Before you begin pricing PBX phone systems, you will want to give some consideration to the following factors:
Size: You'll want to make sure your PBX system has the proper capacity to meet the needs of your business. To determine how big of a system you'll need, important factors are:
- The number of outside phone lines (or trunks) the company has.
- The number of extensions that will be implemented in the system. Every device that connects to the PBX system is considered one extension, including not only phones, but also fax machines, modems, and anything else that utilizes a phone connection.
- When sizing your PBX, it will likely be defined by the number of ports, which include all connections to the system, including the number of phone lines and extensions as well as PBX features such as automated attendants.
- You'll also want to consider your future needs by purchasing a PBX that can handle additional capacity as your business grows.
Features: What do you need your PBX phone system to do?
- Basic feature include auto attendant, call forwarding, call holding, call waiting, faxing capability, multiple extensions, speakerphone, and voicemail.
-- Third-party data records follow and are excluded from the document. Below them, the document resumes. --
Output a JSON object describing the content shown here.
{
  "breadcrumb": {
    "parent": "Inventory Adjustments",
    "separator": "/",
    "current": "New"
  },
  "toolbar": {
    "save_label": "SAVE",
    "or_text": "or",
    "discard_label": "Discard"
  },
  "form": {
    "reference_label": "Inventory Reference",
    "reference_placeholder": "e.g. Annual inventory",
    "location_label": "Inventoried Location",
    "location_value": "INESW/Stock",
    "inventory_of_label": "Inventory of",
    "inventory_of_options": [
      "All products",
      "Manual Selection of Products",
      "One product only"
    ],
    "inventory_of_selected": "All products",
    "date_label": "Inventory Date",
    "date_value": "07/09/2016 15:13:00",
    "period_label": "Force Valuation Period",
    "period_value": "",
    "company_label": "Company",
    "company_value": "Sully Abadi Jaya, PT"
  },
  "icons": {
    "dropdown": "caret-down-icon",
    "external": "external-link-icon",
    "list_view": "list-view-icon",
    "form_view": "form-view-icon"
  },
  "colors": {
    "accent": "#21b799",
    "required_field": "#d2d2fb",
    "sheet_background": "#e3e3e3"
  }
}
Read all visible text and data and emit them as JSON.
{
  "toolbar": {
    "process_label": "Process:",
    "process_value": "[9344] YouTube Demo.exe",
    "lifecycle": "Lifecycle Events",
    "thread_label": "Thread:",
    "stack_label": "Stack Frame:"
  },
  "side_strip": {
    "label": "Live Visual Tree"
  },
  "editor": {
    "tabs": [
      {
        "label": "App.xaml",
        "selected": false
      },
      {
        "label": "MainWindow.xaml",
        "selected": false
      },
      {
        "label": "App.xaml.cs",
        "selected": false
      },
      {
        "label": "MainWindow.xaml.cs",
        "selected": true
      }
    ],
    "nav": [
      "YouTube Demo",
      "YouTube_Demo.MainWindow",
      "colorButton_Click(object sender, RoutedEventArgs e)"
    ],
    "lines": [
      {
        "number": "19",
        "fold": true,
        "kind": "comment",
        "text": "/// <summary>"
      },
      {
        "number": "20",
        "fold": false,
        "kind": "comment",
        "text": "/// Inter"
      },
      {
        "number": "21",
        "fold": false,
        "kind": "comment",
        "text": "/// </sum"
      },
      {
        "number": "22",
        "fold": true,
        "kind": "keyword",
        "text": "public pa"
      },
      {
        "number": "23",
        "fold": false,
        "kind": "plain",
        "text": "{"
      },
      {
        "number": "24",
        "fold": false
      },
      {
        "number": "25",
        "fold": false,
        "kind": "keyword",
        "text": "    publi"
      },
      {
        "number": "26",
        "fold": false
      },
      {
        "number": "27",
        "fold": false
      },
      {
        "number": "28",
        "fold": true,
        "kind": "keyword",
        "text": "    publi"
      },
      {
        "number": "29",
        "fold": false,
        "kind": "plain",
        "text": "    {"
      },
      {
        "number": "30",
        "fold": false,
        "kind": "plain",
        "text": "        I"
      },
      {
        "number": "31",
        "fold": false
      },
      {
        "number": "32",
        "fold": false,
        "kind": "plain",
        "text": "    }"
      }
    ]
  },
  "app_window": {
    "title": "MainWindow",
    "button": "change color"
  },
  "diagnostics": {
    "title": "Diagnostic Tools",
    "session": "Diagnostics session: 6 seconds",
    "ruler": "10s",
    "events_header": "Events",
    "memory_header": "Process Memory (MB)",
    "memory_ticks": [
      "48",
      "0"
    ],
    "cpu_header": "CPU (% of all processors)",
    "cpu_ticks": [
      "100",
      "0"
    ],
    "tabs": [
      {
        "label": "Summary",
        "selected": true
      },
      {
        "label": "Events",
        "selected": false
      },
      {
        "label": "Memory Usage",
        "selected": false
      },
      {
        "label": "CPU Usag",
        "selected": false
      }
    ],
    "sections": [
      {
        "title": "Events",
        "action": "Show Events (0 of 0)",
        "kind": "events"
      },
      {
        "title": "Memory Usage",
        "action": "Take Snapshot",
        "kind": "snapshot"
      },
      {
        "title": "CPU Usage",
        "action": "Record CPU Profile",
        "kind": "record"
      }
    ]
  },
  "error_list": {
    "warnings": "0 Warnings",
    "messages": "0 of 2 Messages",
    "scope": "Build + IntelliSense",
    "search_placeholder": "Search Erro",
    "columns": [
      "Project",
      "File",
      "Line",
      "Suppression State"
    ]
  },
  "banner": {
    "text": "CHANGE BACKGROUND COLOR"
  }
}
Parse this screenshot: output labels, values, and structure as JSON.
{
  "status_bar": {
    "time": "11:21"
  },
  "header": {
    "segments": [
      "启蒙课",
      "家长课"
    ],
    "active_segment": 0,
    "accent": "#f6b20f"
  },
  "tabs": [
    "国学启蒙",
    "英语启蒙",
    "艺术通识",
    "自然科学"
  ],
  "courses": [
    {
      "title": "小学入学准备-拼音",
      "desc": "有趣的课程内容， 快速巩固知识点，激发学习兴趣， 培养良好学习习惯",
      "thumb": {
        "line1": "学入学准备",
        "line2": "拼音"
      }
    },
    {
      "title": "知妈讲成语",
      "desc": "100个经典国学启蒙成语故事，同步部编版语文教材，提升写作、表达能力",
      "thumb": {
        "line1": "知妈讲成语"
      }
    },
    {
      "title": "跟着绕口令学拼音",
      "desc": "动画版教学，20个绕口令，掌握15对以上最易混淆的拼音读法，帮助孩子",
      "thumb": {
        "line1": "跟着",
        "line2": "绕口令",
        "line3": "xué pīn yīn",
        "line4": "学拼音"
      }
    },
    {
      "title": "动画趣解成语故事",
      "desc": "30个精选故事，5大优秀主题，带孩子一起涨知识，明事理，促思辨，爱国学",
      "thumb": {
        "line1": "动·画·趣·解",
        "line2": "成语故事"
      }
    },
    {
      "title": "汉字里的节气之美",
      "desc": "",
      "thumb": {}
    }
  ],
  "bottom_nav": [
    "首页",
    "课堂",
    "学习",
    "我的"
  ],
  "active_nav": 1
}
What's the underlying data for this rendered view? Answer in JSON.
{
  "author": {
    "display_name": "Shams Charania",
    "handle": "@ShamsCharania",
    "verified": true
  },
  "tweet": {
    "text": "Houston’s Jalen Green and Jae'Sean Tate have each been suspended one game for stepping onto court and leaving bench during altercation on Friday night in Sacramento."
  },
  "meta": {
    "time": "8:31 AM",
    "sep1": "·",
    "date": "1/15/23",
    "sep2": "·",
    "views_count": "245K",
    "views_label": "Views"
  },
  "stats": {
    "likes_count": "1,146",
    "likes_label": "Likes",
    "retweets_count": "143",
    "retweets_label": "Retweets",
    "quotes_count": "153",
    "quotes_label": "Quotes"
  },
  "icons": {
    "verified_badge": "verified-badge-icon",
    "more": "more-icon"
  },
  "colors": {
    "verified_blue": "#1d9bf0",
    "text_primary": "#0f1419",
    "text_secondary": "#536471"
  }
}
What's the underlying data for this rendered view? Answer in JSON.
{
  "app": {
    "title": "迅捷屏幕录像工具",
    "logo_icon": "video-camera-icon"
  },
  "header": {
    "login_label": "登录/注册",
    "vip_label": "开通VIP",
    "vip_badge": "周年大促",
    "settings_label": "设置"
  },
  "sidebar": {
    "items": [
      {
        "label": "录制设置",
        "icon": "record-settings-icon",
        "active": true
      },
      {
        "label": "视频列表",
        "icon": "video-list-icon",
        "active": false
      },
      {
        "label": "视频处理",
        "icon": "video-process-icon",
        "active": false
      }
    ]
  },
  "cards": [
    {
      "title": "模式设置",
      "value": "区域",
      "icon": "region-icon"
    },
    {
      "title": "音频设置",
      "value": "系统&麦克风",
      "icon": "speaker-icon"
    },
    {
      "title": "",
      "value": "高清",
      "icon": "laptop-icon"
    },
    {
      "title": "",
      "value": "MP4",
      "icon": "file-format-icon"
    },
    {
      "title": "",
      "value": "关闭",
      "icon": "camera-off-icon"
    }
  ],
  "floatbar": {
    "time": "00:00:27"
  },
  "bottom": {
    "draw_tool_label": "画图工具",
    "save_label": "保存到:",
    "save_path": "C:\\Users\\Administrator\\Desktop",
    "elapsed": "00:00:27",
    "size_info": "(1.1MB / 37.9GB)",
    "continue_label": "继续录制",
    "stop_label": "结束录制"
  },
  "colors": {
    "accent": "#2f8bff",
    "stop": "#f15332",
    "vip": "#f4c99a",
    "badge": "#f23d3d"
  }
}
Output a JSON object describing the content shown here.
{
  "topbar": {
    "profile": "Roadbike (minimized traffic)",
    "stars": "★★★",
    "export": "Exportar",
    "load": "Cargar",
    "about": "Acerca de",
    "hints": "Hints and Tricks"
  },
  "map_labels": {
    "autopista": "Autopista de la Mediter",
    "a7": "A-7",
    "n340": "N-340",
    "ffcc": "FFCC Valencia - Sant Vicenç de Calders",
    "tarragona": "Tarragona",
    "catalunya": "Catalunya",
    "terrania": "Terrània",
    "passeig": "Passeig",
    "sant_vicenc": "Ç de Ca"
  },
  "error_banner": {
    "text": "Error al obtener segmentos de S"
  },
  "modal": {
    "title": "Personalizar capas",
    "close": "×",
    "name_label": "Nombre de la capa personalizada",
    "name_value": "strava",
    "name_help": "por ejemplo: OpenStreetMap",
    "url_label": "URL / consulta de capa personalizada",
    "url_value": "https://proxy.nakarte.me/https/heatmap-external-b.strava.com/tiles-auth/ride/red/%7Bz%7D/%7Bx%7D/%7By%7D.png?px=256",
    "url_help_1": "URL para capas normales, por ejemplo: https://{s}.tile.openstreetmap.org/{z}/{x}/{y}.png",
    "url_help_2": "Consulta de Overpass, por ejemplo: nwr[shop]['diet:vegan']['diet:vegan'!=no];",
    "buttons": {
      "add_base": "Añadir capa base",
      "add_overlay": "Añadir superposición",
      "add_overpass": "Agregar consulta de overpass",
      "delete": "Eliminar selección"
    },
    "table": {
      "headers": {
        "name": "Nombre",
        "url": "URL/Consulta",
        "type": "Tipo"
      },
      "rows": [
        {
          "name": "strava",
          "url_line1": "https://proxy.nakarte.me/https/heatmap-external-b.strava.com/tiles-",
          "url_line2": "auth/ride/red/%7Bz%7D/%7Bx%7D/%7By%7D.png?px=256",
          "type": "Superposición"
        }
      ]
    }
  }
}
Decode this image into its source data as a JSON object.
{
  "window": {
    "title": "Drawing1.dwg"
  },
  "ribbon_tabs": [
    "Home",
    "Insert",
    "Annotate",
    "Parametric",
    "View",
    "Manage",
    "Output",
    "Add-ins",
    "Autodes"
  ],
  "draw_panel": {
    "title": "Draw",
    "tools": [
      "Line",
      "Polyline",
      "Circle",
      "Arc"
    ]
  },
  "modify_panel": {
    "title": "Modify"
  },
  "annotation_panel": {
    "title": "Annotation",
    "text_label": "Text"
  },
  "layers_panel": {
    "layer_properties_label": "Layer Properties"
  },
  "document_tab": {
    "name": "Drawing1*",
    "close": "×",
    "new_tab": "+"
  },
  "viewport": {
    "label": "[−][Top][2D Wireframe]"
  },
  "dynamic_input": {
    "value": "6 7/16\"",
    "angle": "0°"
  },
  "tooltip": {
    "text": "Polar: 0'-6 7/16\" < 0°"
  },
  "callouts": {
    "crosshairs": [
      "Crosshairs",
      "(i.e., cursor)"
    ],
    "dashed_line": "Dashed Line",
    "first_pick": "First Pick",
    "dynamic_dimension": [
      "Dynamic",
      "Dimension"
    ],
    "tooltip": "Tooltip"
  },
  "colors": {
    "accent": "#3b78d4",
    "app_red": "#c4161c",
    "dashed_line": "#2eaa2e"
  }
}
- PBX systems can also utilize computer-telephony integration (CTI) which allows a telephone system to interact with a computer system. This allows your PBX system to perform more advanced functions such as displaying caller ID on a screen and much more.
PBX Phone System Prices
The average cost for a PBX system is approximately $1,000 per user (employee). Examples of actual prices paid for PBX business phone systems include:
- A Gearhart, Oregon manufacturer paid $18,000 for a system with 20-29 extensions and CTI.
- An IT consultant from Chicago paid $41,000 for a phone system with 50-69 extensions and CTI. Keep in mind that the price of $1000/user can vary considerably, depending on the size of the system you purchase. While small companies will likely pay more, companies with more than 100 employees will pay less.
Other factors that will affect the price of PBX office phone systems include:
- Types of phones: prices vary considerably among major brands such as AT&T and Samsung. You will probably save money if you buy phones in bulk.
- The Cabinet (the central operating unit or "brains" of your PBX), which can cost $1000-$10,000 or more by itself.
- Additional features: Adding CTI and other more advanced functions will cost more.
- Installation: Professional installation is a must, can be quite complex and expensive, especially if your company's existing wiring won't work for a PBX system.
A final factor to consider is that paying more up front for a top-not system and expandability will yield savings down the road. In the end, total cost of ownership is a more reliable determinant of price than how much you pay up front.
Pros of a Hosted Phone System
There are numerous advantages with a hosted phone system. For one thing, PBX systems include the full features found in traditional installed systems, such as automated greetings, faxing, voicemail, and conference calling. It is also less expensive to have the telephone service handle call routing and switching, as well as maintenance. Hosted phone systems allow employees to work from home, using the Internet service to configure their phones to receive work calls. Hosting options include PSTN (for public switched telephone network), Internet-based phone systems, or a combination of the two. Employees are no longer tied to a physical location, meaning you can eliminate office costs altogether or simply make it easier for sales personnel to change or modify orders from the field in real time.